Standardized monitoring is critical for conservation because reliable survey data are used to inform the necessity, type, and effectiveness of conservation actions. Many of the avian monitoring data used for conservation are collected by “comprehensive” programs that survey for all species observed; however, there are some species that have low availability for detection during comprehensive surveys and are instead monitored with targeted programs. Unfortunately, those targeted programs are rarely evaluated relative to existing programs and management objectives to inform allocation of effort. We assessed the statistical performance of the comprehensive North American Breeding Bird Survey (BBS), the targeted Canadian Nightjar Survey (CNS), and the two programs combined for the Common Nighthawk (Chordeiles minor). First, we used parameters from the existing datasets to simulate population declines and determined the probability of detecting those declines. Analyses that combined both datasets resulted in higher probability of detecting a 30% population decline (BBS: 38%, CNS: 64%, combined: 69%). Next, we built probability of occurrence models and assessed the predictive performance of those models. Combined analyses had similar predictive performance to the CNS and moderated poor performance of the BBS in the north (mean Cohen's kappa; BBS: 0.40, CNS: 0.46, combined: 0.50). Our results suggest that data from targeted monitoring is important for evaluation of Common Nighthawk population trend and habitat relationships but is best combined with BBS data. Comprehensive and targeted monitoring programs may be better when considered together, and exploration of data combination should become the rule, not the exception. We suggest that the framework we present can be used as a starting point for evaluating targeted monitoring programs relative to defined objectives and existing programs, with the potential to explore hypothetical management scenarios.

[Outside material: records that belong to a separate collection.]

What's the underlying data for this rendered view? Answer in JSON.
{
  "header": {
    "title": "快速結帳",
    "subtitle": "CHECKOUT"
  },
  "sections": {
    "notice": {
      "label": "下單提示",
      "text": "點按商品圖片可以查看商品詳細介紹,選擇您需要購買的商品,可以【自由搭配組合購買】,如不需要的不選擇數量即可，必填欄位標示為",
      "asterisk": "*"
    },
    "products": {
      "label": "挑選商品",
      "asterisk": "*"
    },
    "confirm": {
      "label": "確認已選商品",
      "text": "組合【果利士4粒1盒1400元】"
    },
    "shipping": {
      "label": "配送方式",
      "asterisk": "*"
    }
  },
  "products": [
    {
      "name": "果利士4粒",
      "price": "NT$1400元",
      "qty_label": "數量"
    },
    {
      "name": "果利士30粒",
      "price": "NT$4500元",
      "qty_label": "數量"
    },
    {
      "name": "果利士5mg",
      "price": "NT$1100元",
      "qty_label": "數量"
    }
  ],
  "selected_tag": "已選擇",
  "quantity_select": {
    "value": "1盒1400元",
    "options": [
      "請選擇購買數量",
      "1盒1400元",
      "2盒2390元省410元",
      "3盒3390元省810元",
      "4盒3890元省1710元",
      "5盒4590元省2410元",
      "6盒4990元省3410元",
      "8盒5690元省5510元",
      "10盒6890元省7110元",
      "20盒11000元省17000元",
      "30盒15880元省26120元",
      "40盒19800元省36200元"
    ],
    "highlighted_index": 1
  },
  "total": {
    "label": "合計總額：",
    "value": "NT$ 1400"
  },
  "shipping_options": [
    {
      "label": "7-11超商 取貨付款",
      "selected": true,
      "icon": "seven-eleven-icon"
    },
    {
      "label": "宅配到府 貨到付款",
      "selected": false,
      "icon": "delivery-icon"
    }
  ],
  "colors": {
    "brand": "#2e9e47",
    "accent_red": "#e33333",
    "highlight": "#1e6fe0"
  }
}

Not all species are well detected during “comprehensive” bird surveys like the Breeding Bird Survey.
Targeted monitoring at particular times of day or in specific locations can help detect those species and help wildlife managers conserve them.
The Common Nighthawk is a crepuscular bird that is poorly detected during comprehensive dawn surveys.
We showed that the targeted Canadian Nightjar Survey improves the precision of Common Nighthawk population trends and accuracy of habitat predictions.
Combining information from the Breeding Bird Survey and the Canadian Nightjar Survey can further improve population trend estimates and habitat predictions.
Our study suggests that targeted monitoring can be important for some species and that combining it with comprehensive monitoring is important for evaluating existing and proposed conservation programs.